Sue Long at The Creole Gallery

By: Tim Lane | For the Lansing State Journal

Around the time that Okemos artist Sue Long began to seriously consider the idea of setting clay aside for another medium, she took an art class with Williamston sculptor Mark Chatterly who challenged her to seriously consider what she wanted to do or say as an artist. Taking the focus off of the medium, Chatterly encouraged Long to focus on herself.

"I knew that I wanted to have a show with an impact," she recalls.

The result is Long's new show, The Penis Project, opening Sunday at Creole Gallery.

"The show is not about sex," she says.

For Long, the idea for the show came together after watching "The Last Tango in Paris," a film in which the aspect of male nudity is glaringly absent while full frontal female nudity is openly depicted.

Long asked herself why women's bodies are often exploited in the media, and in film, in a way that men's seldom are, "even when it's appropriate," she said.

Long said she hopes her show helps open a dialogue about the exploitation of women.

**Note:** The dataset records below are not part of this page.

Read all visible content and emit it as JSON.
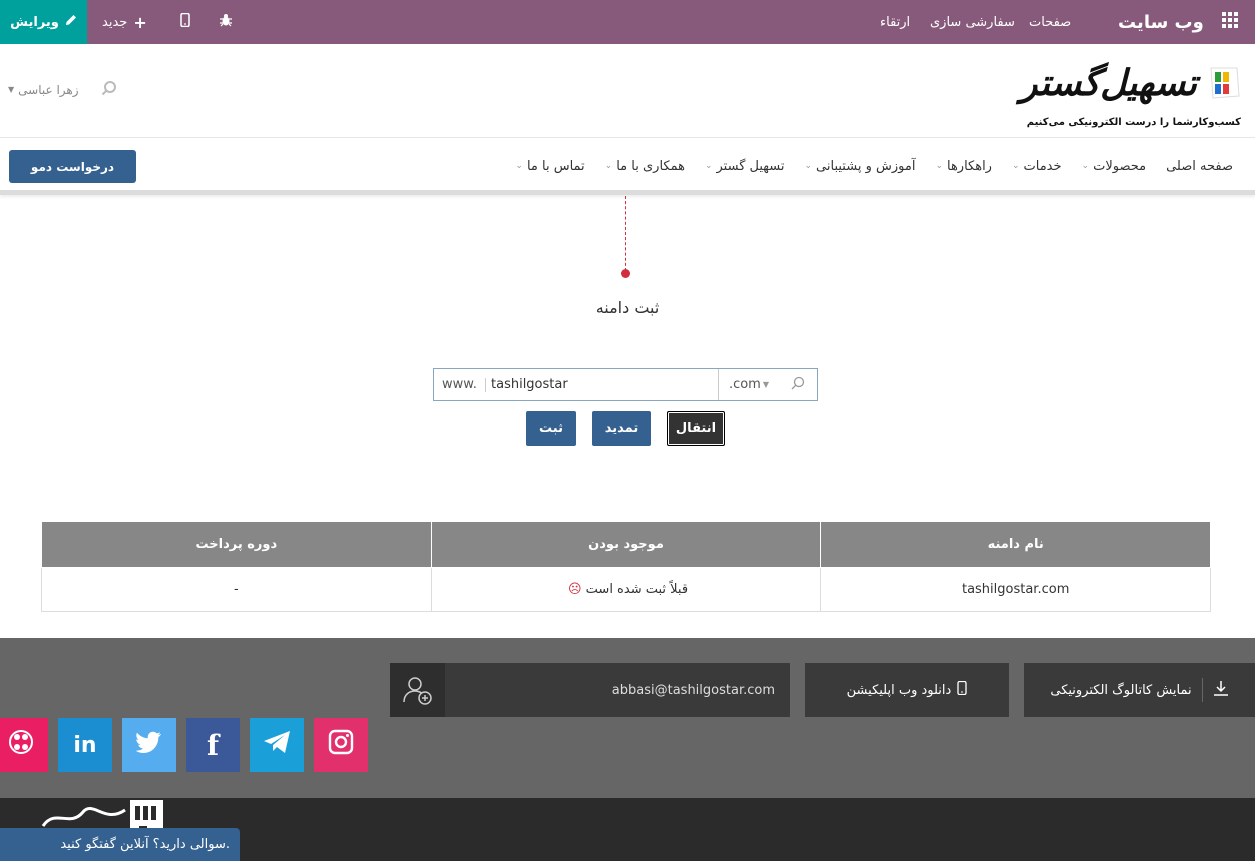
{
  "topbar": {
    "edit_label": "ویرایش",
    "new_label": "جدید",
    "title": "وب سایت",
    "menu": [
      "صفحات",
      "سفارشی سازی",
      "ارتقاء"
    ],
    "mobile_icon": "mobile-icon",
    "debug_icon": "bug-icon",
    "apps_icon": "grid-icon"
  },
  "header": {
    "logo_name": "تسهیل‌گستر",
    "logo_tagline": "کسب‌وکارشما را درست الکترونیکی می‌کنیم",
    "user_name": "زهرا عباسی"
  },
  "nav": {
    "items": [
      {
        "label": "صفحه اصلی",
        "dropdown": false
      },
      {
        "label": "محصولات",
        "dropdown": true
      },
      {
        "label": "خدمات",
        "dropdown": true
      },
      {
        "label": "راهکارها",
        "dropdown": true
      },
      {
        "label": "آموزش و پشتیبانی",
        "dropdown": true
      },
      {
        "label": "تسهیل گستر",
        "dropdown": true
      },
      {
        "label": "همکاری با ما",
        "dropdown": true
      },
      {
        "label": "تماس با ما",
        "dropdown": true
      }
    ],
    "demo_button": "درخواست دمو"
  },
  "domain": {
    "title": "ثبت دامنه",
    "prefix": "www.",
    "value": "tashilgostar",
    "tld": ".com",
    "buttons": {
      "register": "ثبت",
      "renew": "تمدید",
      "transfer": "انتقال"
    }
  },
  "table": {
    "headers": [
      "نام دامنه",
      "موجود بودن",
      "دوره پرداخت"
    ],
    "rows": [
      {
        "name": "tashilgostar.com",
        "availability": "قبلاً ثبت شده است",
        "period": "-"
      }
    ]
  },
  "footer": {
    "email": "abbasi@tashilgostar.com",
    "app_download": "دانلود وب اپلیکیشن",
    "catalog": "نمایش کاتالوگ الکترونیکی",
    "social": [
      {
        "name": "aparat",
        "color": "#e91e63"
      },
      {
        "name": "linkedin",
        "color": "#1a8ed1"
      },
      {
        "name": "twitter",
        "color": "#55acee"
      },
      {
        "name": "facebook",
        "color": "#3b5998"
      },
      {
        "name": "telegram",
        "color": "#1a9fd8"
      },
      {
        "name": "instagram",
        "color": "#e1306c"
      }
    ]
  },
  "chat": {
    "label": "سوالی دارید؟ آنلاین گفتگو کنید."
  },
  "colors": {
    "admin_bar": "#875a7b",
    "edit": "#00a09d",
    "primary": "#34618f",
    "accent": "#d12d3e"
  }
}
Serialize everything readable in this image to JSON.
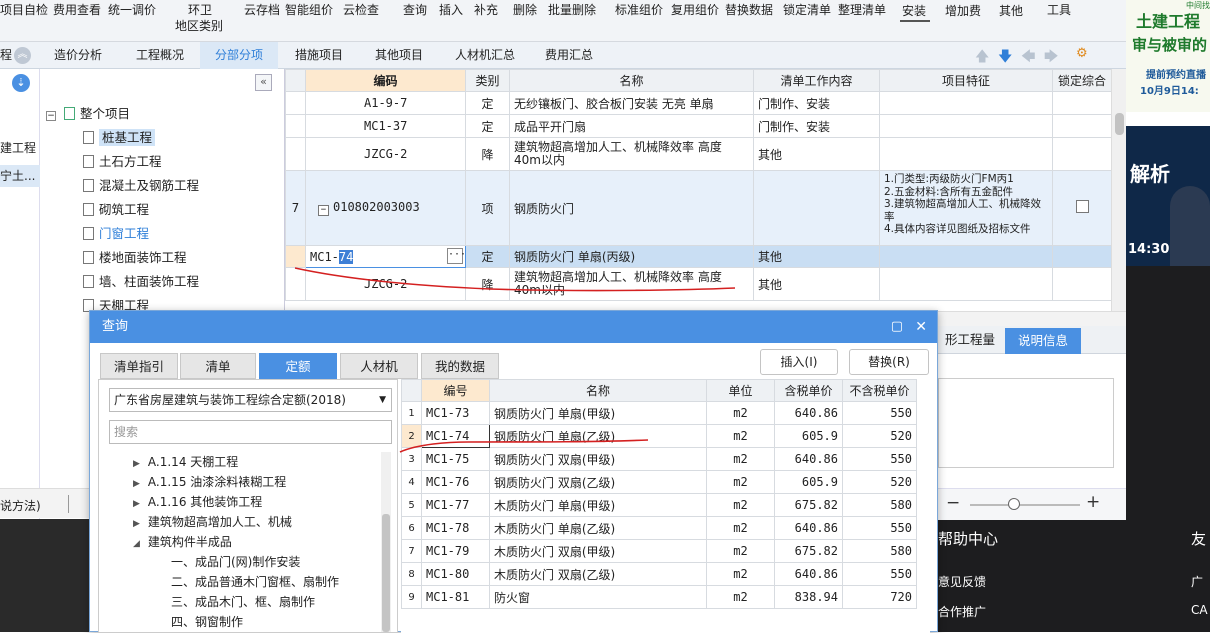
{
  "toolbar": {
    "items": [
      "项目自检",
      "费用查看",
      "统一调价",
      "环卫",
      "地区类别",
      "云存档",
      "智能组价",
      "云检查",
      "查询",
      "插入",
      "补充",
      "删除",
      "批量删除",
      "标准组价",
      "复用组价",
      "替换数据",
      "锁定清单",
      "整理清单",
      "安装",
      "增加费",
      "其他",
      "工具"
    ]
  },
  "ad": {
    "line1": "土建工程",
    "line2": "审与被审的",
    "line3": "提前预约直播",
    "line4": "10月9日14:",
    "tiny": "中间找",
    "mid1": "解析",
    "mid_time": "14:30"
  },
  "nav2": {
    "left_title": "程",
    "tabs": [
      "造价分析",
      "工程概况",
      "分部分项",
      "措施项目",
      "其他项目",
      "人材机汇总",
      "费用汇总"
    ]
  },
  "left_strip": {
    "item1": "建工程",
    "item2": "宁土..."
  },
  "tree": {
    "root": "整个项目",
    "items": [
      "桩基工程",
      "土石方工程",
      "混凝土及钢筋工程",
      "砌筑工程",
      "门窗工程",
      "楼地面装饰工程",
      "墙、柱面装饰工程",
      "天棚工程"
    ]
  },
  "grid": {
    "headers": [
      "编码",
      "类别",
      "名称",
      "清单工作内容",
      "项目特征",
      "锁定综合"
    ],
    "rows": [
      {
        "num": "",
        "code": "A1-9-7",
        "type": "定",
        "name": "无纱镶板门、胶合板门安装 无亮 单扇",
        "work": "门制作、安装",
        "feature": ""
      },
      {
        "num": "",
        "code": "MC1-37",
        "type": "定",
        "name": "成品平开门扇",
        "work": "门制作、安装",
        "feature": ""
      },
      {
        "num": "",
        "code": "JZCG-2",
        "type": "降",
        "name": "建筑物超高增加人工、机械降效率 高度 40m以内",
        "work": "其他",
        "feature": ""
      },
      {
        "num": "7",
        "code": "010802003003",
        "type": "项",
        "name": "钢质防火门",
        "work": "",
        "feature": "1.门类型:丙级防火门FM丙1\n2.五金材料:含所有五金配件\n3.建筑物超高增加人工、机械降效率\n4.具体内容详见图纸及招标文件"
      },
      {
        "num": "",
        "code_prefix": "MC1-",
        "code_sel": "74",
        "type": "定",
        "name": "钢质防火门 单扇(丙级)",
        "work": "其他",
        "feature": ""
      },
      {
        "num": "",
        "code": "JZCG-2",
        "type": "降",
        "name": "建筑物超高增加人工、机械降效率 高度 40m以内",
        "work": "其他",
        "feature": ""
      }
    ]
  },
  "dialog": {
    "title": "查询",
    "tabs": [
      "清单指引",
      "清单",
      "定额",
      "人材机",
      "我的数据"
    ],
    "insert_btn": "插入(I)",
    "replace_btn": "替换(R)",
    "library": "广东省房屋建筑与装饰工程综合定额(2018)",
    "search_placeholder": "搜索",
    "side_items": [
      "A.1.14 天棚工程",
      "A.1.15 油漆涂料裱糊工程",
      "A.1.16 其他装饰工程",
      "建筑物超高增加人工、机械",
      "建筑构件半成品",
      "一、成品门(网)制作安装",
      "二、成品普通木门窗框、扇制作",
      "三、成品木门、框、扇制作",
      "四、钢窗制作"
    ],
    "table_headers": [
      "编号",
      "名称",
      "单位",
      "含税单价",
      "不含税单价"
    ],
    "table_rows": [
      {
        "n": "1",
        "code": "MC1-73",
        "name": "钢质防火门 单扇(甲级)",
        "unit": "m2",
        "p1": "640.86",
        "p2": "550"
      },
      {
        "n": "2",
        "code": "MC1-74",
        "name": "钢质防火门 单扇(乙级)",
        "unit": "m2",
        "p1": "605.9",
        "p2": "520"
      },
      {
        "n": "3",
        "code": "MC1-75",
        "name": "钢质防火门 双扇(甲级)",
        "unit": "m2",
        "p1": "640.86",
        "p2": "550"
      },
      {
        "n": "4",
        "code": "MC1-76",
        "name": "钢质防火门 双扇(乙级)",
        "unit": "m2",
        "p1": "605.9",
        "p2": "520"
      },
      {
        "n": "5",
        "code": "MC1-77",
        "name": "木质防火门 单扇(甲级)",
        "unit": "m2",
        "p1": "675.82",
        "p2": "580"
      },
      {
        "n": "6",
        "code": "MC1-78",
        "name": "木质防火门 单扇(乙级)",
        "unit": "m2",
        "p1": "640.86",
        "p2": "550"
      },
      {
        "n": "7",
        "code": "MC1-79",
        "name": "木质防火门 双扇(甲级)",
        "unit": "m2",
        "p1": "675.82",
        "p2": "580"
      },
      {
        "n": "8",
        "code": "MC1-80",
        "name": "木质防火门 双扇(乙级)",
        "unit": "m2",
        "p1": "640.86",
        "p2": "550"
      },
      {
        "n": "9",
        "code": "MC1-81",
        "name": "防火窗",
        "unit": "m2",
        "p1": "838.94",
        "p2": "720"
      }
    ]
  },
  "right_panel": {
    "tab1": "形工程量",
    "tab2": "说明信息"
  },
  "status": {
    "left_text": "说方法)",
    "dark1": "帮助中心",
    "dark2": "友",
    "dark3": "意见反馈",
    "dark4": "广",
    "dark5": "合作推广",
    "dark6": "CA"
  },
  "colors": {
    "accent": "#4a90e2",
    "selected_row": "#cfe3f7",
    "highlight_cell": "#fde9cf"
  }
}
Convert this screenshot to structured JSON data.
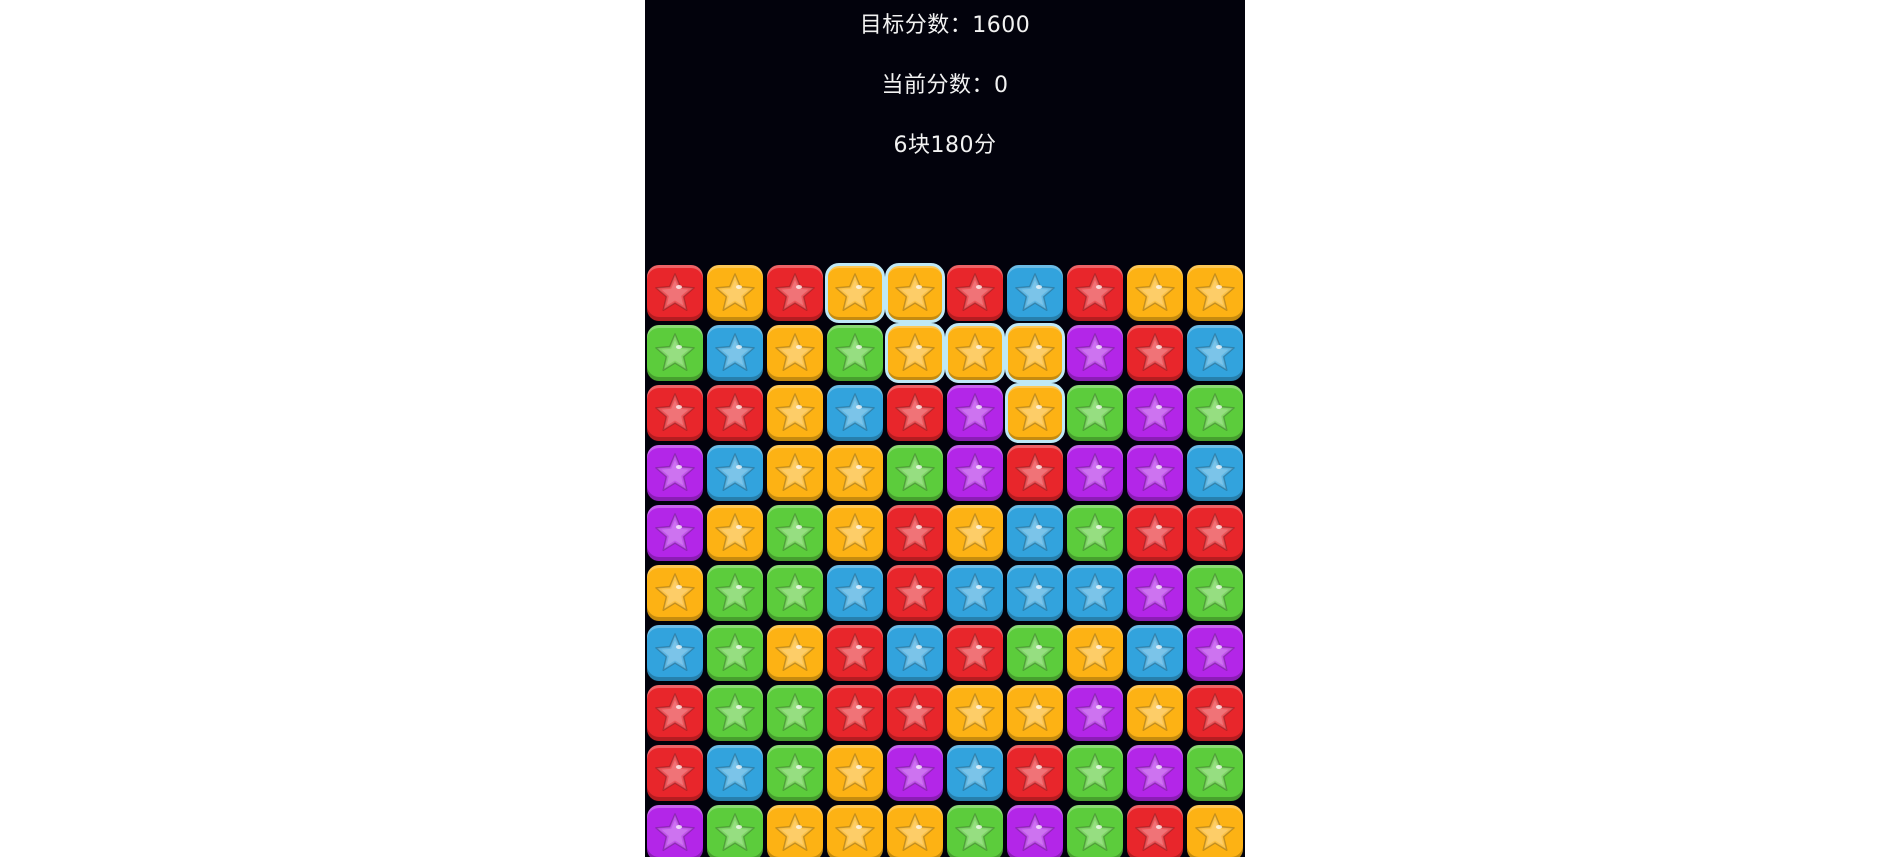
{
  "header": {
    "target_score": "目标分数：1600",
    "current_score": "当前分数：0",
    "selection_hint": "6块180分"
  },
  "colors": {
    "R": "#e8262b",
    "Y": "#fdb214",
    "B": "#32a3dd",
    "G": "#5ccc3c",
    "P": "#b326e8"
  },
  "board": {
    "icon": "star-icon",
    "grid": [
      [
        "R",
        "Y",
        "R",
        "Y",
        "Y",
        "R",
        "B",
        "R",
        "Y",
        "Y"
      ],
      [
        "G",
        "B",
        "Y",
        "G",
        "Y",
        "Y",
        "Y",
        "P",
        "R",
        "B"
      ],
      [
        "R",
        "R",
        "Y",
        "B",
        "R",
        "P",
        "Y",
        "G",
        "P",
        "G"
      ],
      [
        "P",
        "B",
        "Y",
        "Y",
        "G",
        "P",
        "R",
        "P",
        "P",
        "B"
      ],
      [
        "P",
        "Y",
        "G",
        "Y",
        "R",
        "Y",
        "B",
        "G",
        "R",
        "R"
      ],
      [
        "Y",
        "G",
        "G",
        "B",
        "R",
        "B",
        "B",
        "B",
        "P",
        "G"
      ],
      [
        "B",
        "G",
        "Y",
        "R",
        "B",
        "R",
        "G",
        "Y",
        "B",
        "P"
      ],
      [
        "R",
        "G",
        "G",
        "R",
        "R",
        "Y",
        "Y",
        "P",
        "Y",
        "R"
      ],
      [
        "R",
        "B",
        "G",
        "Y",
        "P",
        "B",
        "R",
        "G",
        "P",
        "G"
      ],
      [
        "P",
        "G",
        "Y",
        "Y",
        "Y",
        "G",
        "P",
        "G",
        "R",
        "Y"
      ]
    ],
    "selected_cells": [
      [
        0,
        3
      ],
      [
        0,
        4
      ],
      [
        1,
        4
      ],
      [
        1,
        5
      ],
      [
        1,
        6
      ],
      [
        2,
        6
      ]
    ]
  }
}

The Penis Project is an attempt to create an opportunity for gallery viewers to experience what it's like to have the male genital area be the focal point of the culture, instead of the female, if only for a moment.

"It's not an attack, or mean-spirited," Long says.

Rather, it's an attempt to help everyone understand how it feels to be a woman living in a culture primarily inundated with feminine sexual imagery on a daily business.

It is also an attempt to help create a balance in a culture that exists in extremes.

"What's so sacred about the penis? Why do we keep it so hidden?" Long asked.

Long said she hopes by exposing an object - in this case, a part of the male anatomy - a kind of demystification can occur that allows for a balance in the presentation of male and female nudity within the culture.

Or that we can at least begin to openly talk about the differing ways in which men and women are depicted in the media.

"When you expose an object, it loses its power," Long says.

The Penis Project is a thought-provoking show which should prove to be the starting point for many thoughts and discussions within the Lansing area's art community.

Creole Gallery - a beautifully renovated building owned and operated by Robert Busby - began as a cigar company in the late 1800s.

Today, as a full-service art, performance and rental space, it continues to provide Old Town with a fine commodity.

The gallery's calendar includes an array of music, theater and art.

Copyright ©2005 Lansing State Journal